## Data about app and page elements
►

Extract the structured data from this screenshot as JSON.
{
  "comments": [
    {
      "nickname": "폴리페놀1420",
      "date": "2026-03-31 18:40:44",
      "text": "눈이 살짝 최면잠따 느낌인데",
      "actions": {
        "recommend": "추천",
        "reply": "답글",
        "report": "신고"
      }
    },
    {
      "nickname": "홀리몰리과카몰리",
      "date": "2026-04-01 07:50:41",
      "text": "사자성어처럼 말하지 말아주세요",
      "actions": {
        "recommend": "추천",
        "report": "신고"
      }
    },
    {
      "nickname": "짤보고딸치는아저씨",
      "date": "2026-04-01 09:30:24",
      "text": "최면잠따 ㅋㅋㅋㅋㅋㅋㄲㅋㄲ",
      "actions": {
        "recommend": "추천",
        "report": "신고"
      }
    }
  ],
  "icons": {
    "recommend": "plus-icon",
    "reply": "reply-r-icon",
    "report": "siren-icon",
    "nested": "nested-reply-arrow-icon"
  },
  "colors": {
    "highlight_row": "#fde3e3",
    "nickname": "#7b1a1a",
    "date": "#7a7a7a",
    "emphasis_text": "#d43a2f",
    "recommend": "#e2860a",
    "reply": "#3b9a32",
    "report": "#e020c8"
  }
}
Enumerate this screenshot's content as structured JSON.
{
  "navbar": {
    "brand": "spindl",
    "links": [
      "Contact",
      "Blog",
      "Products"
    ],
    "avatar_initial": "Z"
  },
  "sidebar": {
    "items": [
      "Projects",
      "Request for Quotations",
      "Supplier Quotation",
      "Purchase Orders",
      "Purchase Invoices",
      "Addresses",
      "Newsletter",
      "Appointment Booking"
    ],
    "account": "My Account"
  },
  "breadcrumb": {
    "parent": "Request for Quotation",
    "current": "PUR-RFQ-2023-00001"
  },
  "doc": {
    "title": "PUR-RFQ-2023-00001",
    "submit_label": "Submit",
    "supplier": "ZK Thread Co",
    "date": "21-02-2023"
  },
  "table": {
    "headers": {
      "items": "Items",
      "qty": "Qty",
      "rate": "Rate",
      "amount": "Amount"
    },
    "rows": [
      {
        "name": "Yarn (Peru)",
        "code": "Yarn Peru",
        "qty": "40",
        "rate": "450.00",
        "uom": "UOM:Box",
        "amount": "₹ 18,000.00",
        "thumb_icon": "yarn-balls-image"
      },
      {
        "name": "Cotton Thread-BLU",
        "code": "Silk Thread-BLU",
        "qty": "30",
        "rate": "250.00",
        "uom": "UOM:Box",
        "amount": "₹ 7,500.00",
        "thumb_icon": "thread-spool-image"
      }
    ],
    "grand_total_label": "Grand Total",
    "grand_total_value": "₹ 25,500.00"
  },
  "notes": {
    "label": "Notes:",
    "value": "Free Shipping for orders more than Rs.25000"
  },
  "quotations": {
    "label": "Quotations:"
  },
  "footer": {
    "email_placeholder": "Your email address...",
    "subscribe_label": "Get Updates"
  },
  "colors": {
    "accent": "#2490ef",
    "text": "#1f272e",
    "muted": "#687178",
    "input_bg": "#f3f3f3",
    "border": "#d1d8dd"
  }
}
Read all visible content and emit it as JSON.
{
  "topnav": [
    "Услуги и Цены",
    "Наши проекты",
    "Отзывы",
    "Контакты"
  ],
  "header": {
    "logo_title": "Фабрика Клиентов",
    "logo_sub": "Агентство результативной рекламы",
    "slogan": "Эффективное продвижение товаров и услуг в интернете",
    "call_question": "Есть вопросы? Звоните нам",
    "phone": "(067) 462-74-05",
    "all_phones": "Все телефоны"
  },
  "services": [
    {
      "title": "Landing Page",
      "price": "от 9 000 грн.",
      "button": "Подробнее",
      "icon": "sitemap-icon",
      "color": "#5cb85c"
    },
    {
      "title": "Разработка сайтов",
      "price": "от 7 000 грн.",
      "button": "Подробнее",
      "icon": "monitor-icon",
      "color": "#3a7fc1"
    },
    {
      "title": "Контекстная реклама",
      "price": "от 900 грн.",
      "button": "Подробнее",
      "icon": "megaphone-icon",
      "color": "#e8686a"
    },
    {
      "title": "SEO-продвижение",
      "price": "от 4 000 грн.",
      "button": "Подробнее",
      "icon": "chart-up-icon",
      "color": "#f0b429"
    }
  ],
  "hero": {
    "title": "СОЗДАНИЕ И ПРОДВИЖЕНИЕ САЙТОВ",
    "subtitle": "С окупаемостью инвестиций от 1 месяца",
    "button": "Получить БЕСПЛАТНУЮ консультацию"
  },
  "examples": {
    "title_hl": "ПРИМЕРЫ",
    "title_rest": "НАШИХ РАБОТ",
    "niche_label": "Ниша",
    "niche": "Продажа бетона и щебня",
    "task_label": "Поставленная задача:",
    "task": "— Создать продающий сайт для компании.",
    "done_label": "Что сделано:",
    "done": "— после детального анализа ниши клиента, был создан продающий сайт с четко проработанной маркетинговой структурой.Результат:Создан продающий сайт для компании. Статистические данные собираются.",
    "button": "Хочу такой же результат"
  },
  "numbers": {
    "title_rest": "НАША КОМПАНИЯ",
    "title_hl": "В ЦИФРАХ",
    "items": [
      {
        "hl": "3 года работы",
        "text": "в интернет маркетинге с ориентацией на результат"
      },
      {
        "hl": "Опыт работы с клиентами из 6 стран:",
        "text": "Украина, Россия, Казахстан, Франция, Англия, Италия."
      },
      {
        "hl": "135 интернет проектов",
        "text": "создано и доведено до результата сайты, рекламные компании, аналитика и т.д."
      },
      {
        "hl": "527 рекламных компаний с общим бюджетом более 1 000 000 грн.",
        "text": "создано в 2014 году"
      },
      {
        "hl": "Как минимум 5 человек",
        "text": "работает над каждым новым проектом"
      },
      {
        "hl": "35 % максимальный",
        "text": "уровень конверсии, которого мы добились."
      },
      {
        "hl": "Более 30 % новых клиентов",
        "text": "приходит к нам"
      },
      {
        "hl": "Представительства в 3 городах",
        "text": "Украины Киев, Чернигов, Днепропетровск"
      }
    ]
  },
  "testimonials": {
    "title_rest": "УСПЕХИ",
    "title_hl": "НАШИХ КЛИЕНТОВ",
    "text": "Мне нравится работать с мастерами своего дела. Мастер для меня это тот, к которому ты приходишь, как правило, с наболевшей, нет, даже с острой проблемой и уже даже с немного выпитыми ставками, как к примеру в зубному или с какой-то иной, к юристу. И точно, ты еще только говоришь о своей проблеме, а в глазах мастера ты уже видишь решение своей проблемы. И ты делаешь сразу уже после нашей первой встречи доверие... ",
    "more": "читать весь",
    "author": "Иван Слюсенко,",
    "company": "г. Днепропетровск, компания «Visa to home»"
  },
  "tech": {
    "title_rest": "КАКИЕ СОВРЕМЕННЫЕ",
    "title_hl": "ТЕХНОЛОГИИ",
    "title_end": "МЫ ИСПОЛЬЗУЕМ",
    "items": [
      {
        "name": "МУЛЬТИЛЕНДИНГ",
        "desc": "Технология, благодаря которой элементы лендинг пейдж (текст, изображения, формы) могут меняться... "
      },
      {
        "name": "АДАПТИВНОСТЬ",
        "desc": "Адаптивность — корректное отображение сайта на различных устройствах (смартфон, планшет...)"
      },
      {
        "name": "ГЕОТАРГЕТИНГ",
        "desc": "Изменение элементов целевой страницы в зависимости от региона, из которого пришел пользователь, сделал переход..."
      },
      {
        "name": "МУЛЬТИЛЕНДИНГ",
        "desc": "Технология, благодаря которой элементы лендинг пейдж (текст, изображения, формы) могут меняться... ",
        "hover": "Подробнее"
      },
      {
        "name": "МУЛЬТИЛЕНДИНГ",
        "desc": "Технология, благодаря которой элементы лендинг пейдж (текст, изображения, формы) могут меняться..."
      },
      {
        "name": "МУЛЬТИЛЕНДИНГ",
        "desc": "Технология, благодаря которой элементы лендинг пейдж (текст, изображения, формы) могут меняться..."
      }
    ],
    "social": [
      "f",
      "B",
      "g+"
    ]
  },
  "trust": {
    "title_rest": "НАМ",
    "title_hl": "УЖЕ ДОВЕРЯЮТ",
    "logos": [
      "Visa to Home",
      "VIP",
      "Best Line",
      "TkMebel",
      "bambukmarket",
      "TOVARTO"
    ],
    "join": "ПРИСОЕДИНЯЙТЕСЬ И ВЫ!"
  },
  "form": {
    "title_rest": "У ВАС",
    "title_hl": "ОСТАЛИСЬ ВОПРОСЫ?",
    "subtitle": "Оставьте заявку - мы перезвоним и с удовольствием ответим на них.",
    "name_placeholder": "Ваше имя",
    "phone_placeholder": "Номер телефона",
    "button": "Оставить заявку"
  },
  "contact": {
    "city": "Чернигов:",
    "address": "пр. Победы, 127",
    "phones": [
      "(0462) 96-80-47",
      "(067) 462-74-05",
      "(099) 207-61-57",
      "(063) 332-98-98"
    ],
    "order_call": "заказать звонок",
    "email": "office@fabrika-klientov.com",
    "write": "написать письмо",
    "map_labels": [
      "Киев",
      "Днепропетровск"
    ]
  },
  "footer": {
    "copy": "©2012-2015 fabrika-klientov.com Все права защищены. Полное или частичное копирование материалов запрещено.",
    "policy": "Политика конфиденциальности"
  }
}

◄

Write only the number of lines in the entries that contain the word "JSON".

3